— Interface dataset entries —
————

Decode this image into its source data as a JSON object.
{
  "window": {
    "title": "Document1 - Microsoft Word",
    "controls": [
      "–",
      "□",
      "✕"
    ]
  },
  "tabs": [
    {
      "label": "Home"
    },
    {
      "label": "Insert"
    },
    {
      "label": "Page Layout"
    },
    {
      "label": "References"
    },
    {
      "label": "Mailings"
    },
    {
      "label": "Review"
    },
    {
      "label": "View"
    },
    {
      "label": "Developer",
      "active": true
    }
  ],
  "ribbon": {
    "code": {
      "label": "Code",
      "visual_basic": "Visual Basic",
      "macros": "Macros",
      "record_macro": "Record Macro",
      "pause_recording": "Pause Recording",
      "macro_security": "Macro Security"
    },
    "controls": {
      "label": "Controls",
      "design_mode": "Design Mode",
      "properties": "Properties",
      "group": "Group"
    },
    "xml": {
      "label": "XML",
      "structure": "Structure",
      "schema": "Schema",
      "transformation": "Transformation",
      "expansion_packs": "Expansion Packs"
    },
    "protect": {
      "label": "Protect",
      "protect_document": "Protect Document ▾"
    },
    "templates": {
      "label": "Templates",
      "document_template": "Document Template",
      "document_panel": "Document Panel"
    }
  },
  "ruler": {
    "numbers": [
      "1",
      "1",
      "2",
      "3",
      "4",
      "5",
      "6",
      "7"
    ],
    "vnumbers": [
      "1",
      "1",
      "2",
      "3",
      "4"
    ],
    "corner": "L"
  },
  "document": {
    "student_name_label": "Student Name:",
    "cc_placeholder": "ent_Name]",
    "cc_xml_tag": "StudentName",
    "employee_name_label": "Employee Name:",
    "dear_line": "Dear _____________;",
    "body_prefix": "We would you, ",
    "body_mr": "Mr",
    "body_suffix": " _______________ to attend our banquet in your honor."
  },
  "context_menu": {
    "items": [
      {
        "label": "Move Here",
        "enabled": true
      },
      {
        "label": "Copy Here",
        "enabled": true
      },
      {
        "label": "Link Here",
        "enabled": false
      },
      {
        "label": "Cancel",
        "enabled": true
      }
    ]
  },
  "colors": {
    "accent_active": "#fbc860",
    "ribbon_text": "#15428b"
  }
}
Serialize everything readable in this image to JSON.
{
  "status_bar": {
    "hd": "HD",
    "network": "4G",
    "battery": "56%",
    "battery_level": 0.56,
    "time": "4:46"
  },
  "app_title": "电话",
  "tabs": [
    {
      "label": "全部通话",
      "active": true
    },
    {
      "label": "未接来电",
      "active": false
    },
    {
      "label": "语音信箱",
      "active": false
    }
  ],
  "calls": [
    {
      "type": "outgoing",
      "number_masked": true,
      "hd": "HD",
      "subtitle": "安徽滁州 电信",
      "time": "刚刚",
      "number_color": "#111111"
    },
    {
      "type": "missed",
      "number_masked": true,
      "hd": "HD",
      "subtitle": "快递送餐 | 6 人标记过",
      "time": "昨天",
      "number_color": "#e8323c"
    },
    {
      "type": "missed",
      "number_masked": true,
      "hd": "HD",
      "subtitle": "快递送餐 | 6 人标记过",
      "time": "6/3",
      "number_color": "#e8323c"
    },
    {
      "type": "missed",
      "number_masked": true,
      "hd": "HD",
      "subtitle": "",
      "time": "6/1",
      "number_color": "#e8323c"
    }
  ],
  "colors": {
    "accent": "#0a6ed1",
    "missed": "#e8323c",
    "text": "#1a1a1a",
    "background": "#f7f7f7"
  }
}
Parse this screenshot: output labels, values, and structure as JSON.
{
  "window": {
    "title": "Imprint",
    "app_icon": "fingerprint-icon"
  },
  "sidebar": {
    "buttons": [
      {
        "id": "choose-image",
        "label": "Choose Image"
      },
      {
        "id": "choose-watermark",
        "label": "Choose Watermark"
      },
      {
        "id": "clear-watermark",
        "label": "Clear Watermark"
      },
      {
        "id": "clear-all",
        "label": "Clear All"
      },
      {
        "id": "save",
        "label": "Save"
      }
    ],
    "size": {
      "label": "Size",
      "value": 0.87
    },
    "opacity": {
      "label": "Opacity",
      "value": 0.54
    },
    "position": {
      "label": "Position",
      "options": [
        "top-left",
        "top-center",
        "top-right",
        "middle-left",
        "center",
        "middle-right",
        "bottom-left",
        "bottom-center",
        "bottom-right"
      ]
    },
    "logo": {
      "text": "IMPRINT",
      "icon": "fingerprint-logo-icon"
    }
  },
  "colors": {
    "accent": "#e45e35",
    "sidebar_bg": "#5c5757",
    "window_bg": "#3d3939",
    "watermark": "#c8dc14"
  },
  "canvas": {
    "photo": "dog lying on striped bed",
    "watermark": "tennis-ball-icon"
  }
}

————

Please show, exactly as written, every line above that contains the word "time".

    "time": "4:46"
      "time": "刚刚",
      "time": "昨天",
      "time": "6/3",
      "time": "6/1",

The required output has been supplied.